Standing on an outcrop of rocks known as the Gegan which fills the foreground, and from which Turner also sketched Bass Rock (Bass Rock and Edinburgh sketchbook Tate D13326; Turner Bequest CLXV 3a), we look towards Tantallon Castle, which is perched on a headland. Filling half of the present page at the left and dominating the foreground, the cliff wall gives the castle and island a sense of distance and scale. The Bass Rock (inscribed ‘Bass’) emerges from above an upward sloping shelf of rock to the left. From this viewpoint we look up at the castle, which appears desolate, but imposing, stranded on its jutting headland, with the sea brought much closer to the viewer, emphasising its relationship with the castle. In the final design Turner exaggerated these features by shifting the castle further out to sea, and showing the waves crashing against the rocks, throwing up spray and creating pools in the foreground.

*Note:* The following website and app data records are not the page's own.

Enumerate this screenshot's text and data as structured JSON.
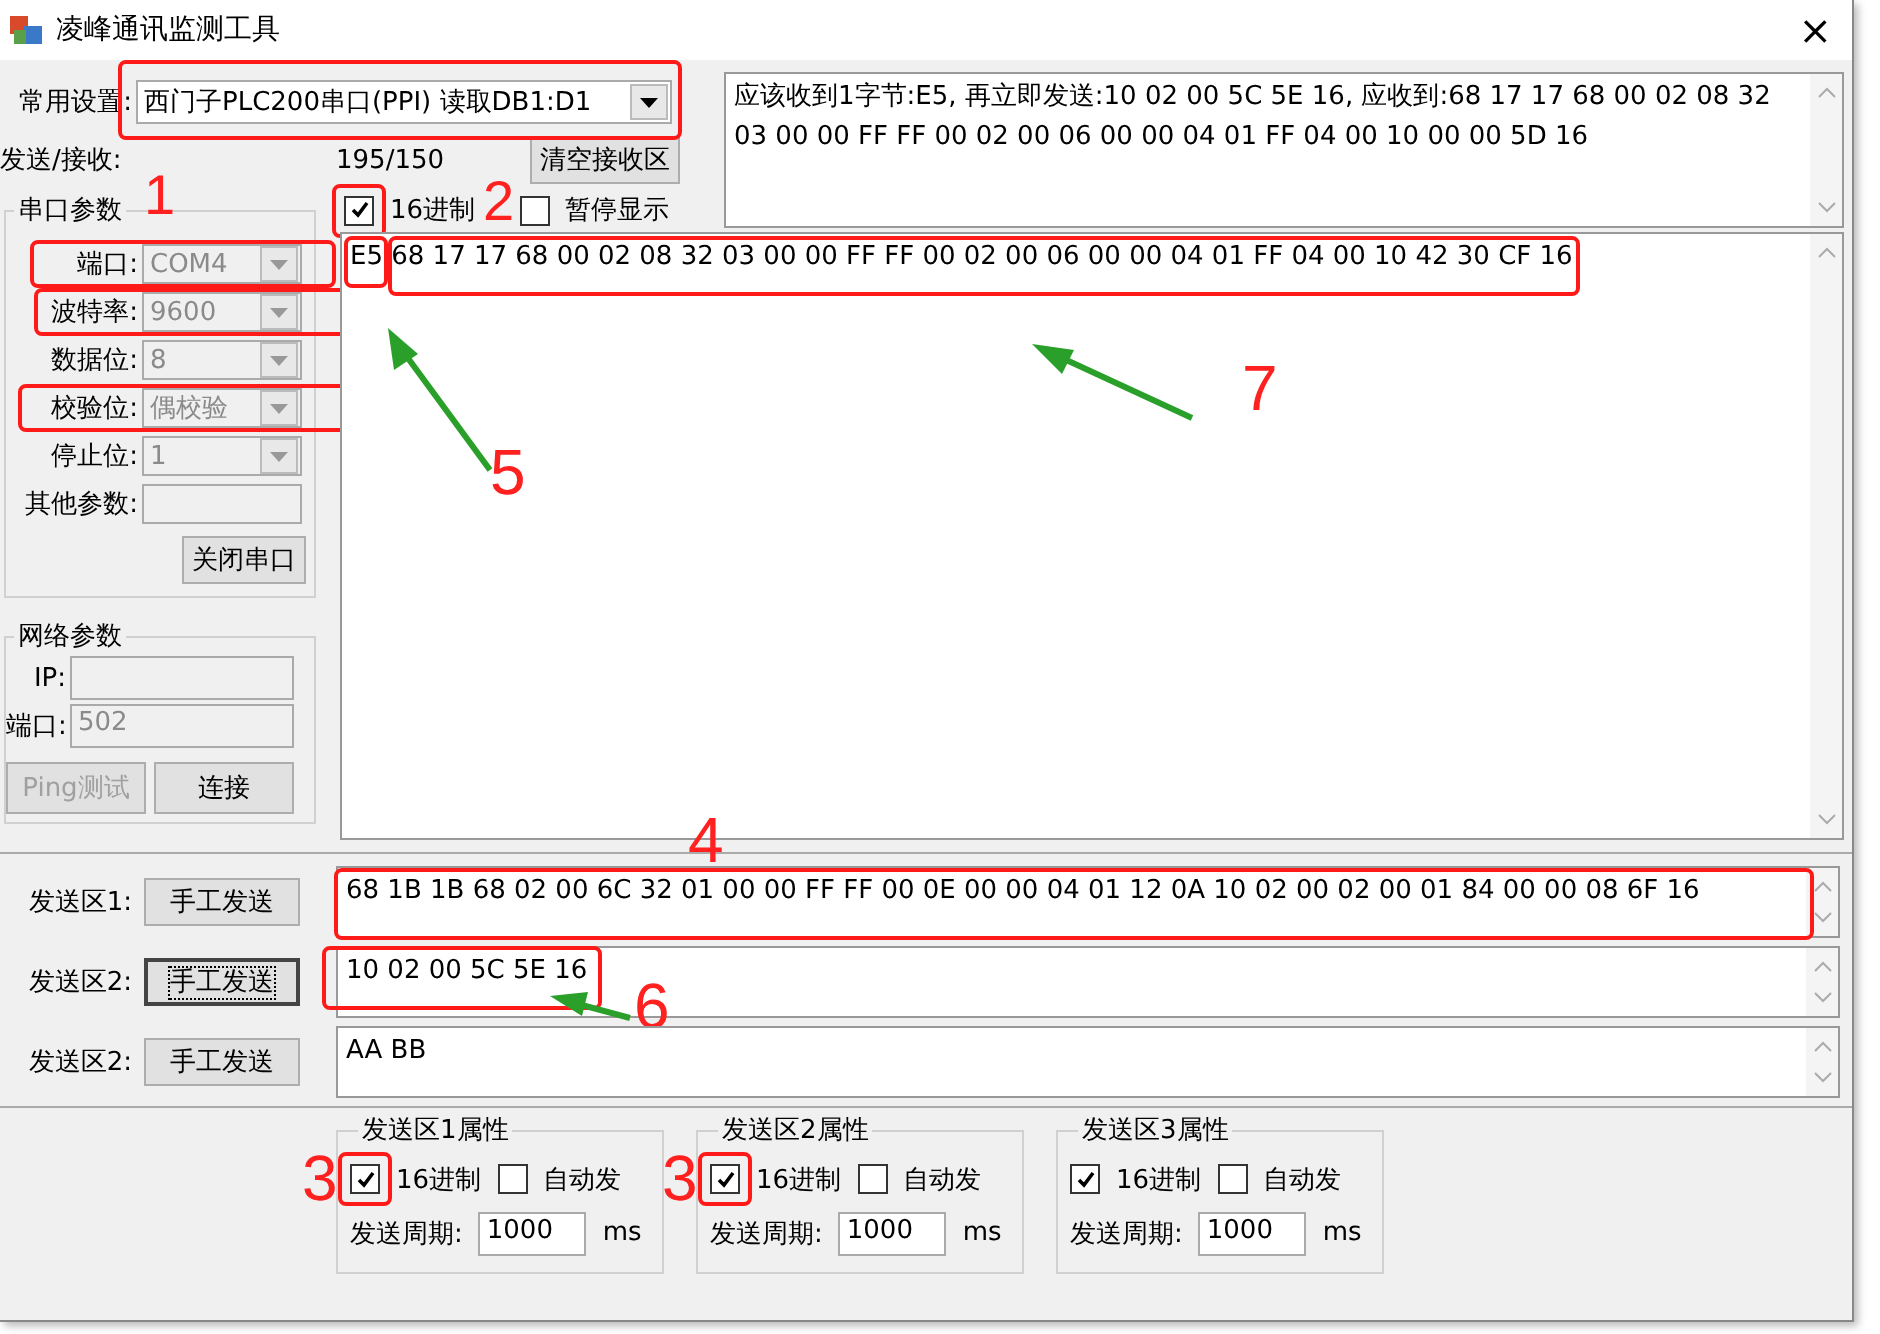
{
  "window": {
    "title": "凌峰通讯监测工具",
    "close": "×"
  },
  "preset": {
    "label": "常用设置:",
    "value": "西门子PLC200串口(PPI) 读取DB1:D1"
  },
  "hint_text": "应该收到1字节:E5, 再立即发送:10 02 00 5C 5E 16, 应收到:68 17 17 68 00 02 08 32 03 00 00 FF FF 00 02 00 06 00 00 04 01 FF 04 00 10 00 00 5D 16",
  "counter": {
    "label": "发送/接收:",
    "value": "195/150"
  },
  "clear_button": "清空接收区",
  "receive_options": [
    {
      "label": "16进制",
      "checked": true
    },
    {
      "label": "暂停显示",
      "checked": false
    }
  ],
  "serial": {
    "title": "串口参数",
    "fields": [
      {
        "label": "端口:",
        "value": "COM4",
        "kind": "combo",
        "disabled": true
      },
      {
        "label": "波特率:",
        "value": "9600",
        "kind": "combo",
        "disabled": true
      },
      {
        "label": "数据位:",
        "value": "8",
        "kind": "combo",
        "disabled": true
      },
      {
        "label": "校验位:",
        "value": "偶校验",
        "kind": "combo",
        "disabled": true
      },
      {
        "label": "停止位:",
        "value": "1",
        "kind": "combo",
        "disabled": true
      },
      {
        "label": "其他参数:",
        "kind": "text",
        "disabled": true
      }
    ],
    "button": "关闭串口"
  },
  "network": {
    "title": "网络参数",
    "fields": [
      {
        "label": "IP:",
        "disabled": true
      },
      {
        "label": "端口:",
        "value": "502",
        "disabled": true
      }
    ],
    "buttons": [
      {
        "label": "Ping测试",
        "disabled": true
      },
      {
        "label": "连接",
        "disabled": false
      }
    ]
  },
  "receive_text": "E5 68 17 17 68 00 02 08 32 03 00 00 FF FF 00 02 00 06 00 00 04 01 FF 04 00 10 42 30 CF 16",
  "send_areas": [
    {
      "label": "发送区1:",
      "button": "手工发送",
      "focused": false,
      "text": "68 1B 1B 68 02 00 6C 32 01 00 00 FF FF 00 0E 00 00 04 01 12 0A 10 02 00 02 00 01 84 00 00 08 6F 16"
    },
    {
      "label": "发送区2:",
      "button": "手工发送",
      "focused": true,
      "text": "10 02 00 5C 5E 16"
    },
    {
      "label": "发送区2:",
      "button": "手工发送",
      "focused": false,
      "text": "AA BB"
    }
  ],
  "send_properties": [
    {
      "title": "发送区1属性",
      "hex": {
        "label": "16进制",
        "checked": true
      },
      "auto": {
        "label": "自动发",
        "checked": false
      },
      "period_label": "发送周期:",
      "period": "1000",
      "unit": "ms"
    },
    {
      "title": "发送区2属性",
      "hex": {
        "label": "16进制",
        "checked": true
      },
      "auto": {
        "label": "自动发",
        "checked": false
      },
      "period_label": "发送周期:",
      "period": "1000",
      "unit": "ms"
    },
    {
      "title": "发送区3属性",
      "hex": {
        "label": "16进制",
        "checked": true
      },
      "auto": {
        "label": "自动发",
        "checked": false
      },
      "period_label": "发送周期:",
      "period": "1000",
      "unit": "ms"
    }
  ],
  "annotations": [
    {
      "label": "1"
    },
    {
      "label": "2"
    },
    {
      "label": "3"
    },
    {
      "label": "3"
    },
    {
      "label": "4"
    },
    {
      "label": "5"
    },
    {
      "label": "6"
    },
    {
      "label": "7"
    }
  ]
}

There are small pale brown marks at the top and bottom right and a faint blue ink mark at the bottom right, which are mirrored on folio 9.